- Task to complete
The answer must consist of every line from the data that holds the string "JSON".

- Data under study

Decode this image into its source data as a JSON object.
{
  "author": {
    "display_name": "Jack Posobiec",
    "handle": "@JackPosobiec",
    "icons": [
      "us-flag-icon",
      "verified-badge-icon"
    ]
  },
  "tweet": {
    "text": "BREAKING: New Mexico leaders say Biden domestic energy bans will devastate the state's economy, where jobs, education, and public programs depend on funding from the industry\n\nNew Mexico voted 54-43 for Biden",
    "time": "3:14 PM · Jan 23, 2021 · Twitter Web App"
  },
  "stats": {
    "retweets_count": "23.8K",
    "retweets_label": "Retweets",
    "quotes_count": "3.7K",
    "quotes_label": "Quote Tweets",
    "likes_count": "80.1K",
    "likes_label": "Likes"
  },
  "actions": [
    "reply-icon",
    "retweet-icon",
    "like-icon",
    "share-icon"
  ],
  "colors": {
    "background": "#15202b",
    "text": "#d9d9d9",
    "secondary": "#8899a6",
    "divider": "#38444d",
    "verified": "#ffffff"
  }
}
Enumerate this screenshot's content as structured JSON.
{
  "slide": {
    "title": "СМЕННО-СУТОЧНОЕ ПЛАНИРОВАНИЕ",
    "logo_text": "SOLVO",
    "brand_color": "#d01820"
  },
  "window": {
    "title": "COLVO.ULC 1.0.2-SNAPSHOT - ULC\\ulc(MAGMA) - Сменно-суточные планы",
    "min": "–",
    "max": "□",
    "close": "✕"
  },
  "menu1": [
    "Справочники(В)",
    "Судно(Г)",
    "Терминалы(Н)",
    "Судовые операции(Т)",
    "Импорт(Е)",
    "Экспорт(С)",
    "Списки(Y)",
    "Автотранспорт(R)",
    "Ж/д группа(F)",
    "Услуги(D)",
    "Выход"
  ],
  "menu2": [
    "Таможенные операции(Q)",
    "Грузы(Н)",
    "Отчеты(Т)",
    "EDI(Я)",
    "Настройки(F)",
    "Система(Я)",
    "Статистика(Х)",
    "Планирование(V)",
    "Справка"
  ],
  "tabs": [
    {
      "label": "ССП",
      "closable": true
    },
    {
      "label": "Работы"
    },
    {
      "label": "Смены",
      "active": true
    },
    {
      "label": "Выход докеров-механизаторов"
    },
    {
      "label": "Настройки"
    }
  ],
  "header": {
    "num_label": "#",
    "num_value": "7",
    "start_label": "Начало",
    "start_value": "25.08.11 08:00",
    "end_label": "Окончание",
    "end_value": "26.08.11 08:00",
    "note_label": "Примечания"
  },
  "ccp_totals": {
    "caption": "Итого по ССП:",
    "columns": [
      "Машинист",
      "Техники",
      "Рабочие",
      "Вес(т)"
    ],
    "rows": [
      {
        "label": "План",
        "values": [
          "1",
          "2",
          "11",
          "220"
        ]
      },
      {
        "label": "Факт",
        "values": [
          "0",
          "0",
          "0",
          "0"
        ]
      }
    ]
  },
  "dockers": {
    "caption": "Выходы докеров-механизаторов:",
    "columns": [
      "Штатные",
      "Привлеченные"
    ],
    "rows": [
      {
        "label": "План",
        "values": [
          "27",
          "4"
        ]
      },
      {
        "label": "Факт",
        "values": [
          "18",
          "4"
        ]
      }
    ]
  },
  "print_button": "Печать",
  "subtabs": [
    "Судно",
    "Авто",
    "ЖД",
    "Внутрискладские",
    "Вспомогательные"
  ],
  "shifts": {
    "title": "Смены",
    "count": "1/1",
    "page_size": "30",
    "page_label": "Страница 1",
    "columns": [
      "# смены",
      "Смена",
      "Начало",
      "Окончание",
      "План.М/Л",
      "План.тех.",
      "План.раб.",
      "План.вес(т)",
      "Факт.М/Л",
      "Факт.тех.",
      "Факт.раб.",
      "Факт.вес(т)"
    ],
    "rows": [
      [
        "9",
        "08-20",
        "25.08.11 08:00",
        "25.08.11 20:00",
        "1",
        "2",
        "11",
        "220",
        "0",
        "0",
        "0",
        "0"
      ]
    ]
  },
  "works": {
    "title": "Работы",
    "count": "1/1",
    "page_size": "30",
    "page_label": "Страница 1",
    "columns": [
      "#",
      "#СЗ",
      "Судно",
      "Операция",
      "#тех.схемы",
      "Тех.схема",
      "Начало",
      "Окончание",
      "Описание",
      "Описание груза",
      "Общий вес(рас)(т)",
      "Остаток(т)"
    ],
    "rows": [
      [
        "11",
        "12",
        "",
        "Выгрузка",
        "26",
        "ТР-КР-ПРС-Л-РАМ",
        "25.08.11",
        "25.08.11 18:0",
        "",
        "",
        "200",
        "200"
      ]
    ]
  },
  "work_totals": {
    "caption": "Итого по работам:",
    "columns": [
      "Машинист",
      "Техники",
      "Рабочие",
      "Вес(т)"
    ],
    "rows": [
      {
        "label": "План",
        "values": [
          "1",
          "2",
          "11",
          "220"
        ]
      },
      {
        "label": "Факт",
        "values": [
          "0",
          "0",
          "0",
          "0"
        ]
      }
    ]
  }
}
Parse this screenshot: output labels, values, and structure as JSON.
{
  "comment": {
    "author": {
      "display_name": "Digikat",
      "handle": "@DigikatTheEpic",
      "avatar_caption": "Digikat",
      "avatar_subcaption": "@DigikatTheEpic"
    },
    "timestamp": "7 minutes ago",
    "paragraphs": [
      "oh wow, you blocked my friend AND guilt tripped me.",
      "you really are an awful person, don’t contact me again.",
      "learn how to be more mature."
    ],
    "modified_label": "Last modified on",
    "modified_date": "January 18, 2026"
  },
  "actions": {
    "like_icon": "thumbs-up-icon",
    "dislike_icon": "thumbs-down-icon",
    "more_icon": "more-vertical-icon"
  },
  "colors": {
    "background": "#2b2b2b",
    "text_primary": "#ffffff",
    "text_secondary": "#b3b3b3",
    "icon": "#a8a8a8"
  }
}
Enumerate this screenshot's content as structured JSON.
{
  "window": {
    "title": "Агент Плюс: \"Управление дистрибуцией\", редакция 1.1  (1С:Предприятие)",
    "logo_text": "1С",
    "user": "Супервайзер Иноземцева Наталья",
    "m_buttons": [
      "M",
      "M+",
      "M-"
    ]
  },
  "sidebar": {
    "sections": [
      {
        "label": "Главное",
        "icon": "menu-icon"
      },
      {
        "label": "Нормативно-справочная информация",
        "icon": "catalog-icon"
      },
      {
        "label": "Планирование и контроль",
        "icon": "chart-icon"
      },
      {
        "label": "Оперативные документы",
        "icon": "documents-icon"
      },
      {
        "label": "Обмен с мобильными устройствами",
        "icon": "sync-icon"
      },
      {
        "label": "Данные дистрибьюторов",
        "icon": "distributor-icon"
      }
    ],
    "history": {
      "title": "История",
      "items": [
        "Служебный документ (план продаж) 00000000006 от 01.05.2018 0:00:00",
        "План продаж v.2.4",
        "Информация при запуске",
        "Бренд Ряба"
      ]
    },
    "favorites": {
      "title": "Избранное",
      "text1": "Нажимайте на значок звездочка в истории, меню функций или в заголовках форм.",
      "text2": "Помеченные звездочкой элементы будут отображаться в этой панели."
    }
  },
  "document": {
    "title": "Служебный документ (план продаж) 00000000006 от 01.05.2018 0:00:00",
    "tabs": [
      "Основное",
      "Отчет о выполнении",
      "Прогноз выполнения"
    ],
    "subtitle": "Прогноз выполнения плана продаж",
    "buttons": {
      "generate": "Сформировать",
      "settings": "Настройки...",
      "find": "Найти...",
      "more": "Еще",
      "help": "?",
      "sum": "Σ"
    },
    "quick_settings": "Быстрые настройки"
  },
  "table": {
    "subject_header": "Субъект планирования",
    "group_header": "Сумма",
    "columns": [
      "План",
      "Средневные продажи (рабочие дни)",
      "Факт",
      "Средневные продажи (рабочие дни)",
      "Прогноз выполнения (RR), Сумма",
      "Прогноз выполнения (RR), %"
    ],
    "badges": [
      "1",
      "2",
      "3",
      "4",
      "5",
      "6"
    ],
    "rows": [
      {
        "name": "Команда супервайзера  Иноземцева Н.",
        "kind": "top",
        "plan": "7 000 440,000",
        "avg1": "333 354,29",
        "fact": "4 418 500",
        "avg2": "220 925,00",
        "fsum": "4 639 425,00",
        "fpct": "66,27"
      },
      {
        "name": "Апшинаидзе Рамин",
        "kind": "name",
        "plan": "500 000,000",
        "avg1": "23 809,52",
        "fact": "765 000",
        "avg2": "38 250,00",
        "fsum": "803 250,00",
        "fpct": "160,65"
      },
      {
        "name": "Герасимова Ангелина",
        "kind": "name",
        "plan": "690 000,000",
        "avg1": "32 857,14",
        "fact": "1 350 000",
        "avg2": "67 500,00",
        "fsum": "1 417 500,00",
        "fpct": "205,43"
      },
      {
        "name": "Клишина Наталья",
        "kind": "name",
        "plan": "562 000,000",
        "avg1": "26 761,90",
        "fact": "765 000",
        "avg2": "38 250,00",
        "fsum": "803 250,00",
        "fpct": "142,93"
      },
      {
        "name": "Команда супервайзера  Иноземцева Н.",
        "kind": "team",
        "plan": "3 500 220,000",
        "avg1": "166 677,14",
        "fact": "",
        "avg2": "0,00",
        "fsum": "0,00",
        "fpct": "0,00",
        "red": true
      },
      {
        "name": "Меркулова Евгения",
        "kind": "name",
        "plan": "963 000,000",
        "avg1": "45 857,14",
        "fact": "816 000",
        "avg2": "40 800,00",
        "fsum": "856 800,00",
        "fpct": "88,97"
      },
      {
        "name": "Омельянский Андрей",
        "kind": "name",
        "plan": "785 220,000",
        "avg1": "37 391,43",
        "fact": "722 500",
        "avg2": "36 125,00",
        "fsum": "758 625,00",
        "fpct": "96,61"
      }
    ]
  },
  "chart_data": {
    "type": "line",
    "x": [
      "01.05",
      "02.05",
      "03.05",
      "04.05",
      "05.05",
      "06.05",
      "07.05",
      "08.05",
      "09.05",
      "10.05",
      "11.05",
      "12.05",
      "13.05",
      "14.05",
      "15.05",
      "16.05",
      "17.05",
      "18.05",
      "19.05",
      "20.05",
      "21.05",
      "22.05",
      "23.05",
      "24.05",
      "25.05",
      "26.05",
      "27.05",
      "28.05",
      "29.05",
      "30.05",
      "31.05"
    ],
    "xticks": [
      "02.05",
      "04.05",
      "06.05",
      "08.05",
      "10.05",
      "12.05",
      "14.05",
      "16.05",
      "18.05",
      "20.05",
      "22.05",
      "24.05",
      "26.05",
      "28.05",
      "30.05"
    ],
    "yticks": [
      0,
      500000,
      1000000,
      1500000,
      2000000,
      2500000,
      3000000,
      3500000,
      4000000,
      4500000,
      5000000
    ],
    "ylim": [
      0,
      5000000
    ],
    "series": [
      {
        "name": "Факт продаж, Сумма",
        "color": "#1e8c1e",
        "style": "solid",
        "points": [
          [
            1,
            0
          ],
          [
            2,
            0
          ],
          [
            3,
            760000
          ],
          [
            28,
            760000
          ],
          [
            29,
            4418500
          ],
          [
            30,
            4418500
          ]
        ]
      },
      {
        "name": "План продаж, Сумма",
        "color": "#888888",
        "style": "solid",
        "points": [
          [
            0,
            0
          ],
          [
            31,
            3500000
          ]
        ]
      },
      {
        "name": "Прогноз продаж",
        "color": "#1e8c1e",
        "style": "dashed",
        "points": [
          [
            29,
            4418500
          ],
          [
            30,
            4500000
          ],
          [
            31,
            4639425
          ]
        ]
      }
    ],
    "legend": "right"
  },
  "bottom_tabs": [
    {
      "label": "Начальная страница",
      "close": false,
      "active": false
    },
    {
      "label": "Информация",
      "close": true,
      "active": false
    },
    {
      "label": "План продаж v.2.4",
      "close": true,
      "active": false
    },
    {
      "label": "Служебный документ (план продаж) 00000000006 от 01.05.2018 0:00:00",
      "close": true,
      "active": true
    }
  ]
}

- Response
Decode this image into its source data as a JSON object.
Enumerate this screenshot's content as structured JSON.
Parse this screenshot: output labels, values, and structure as JSON.
Enumerate this screenshot's content as structured JSON.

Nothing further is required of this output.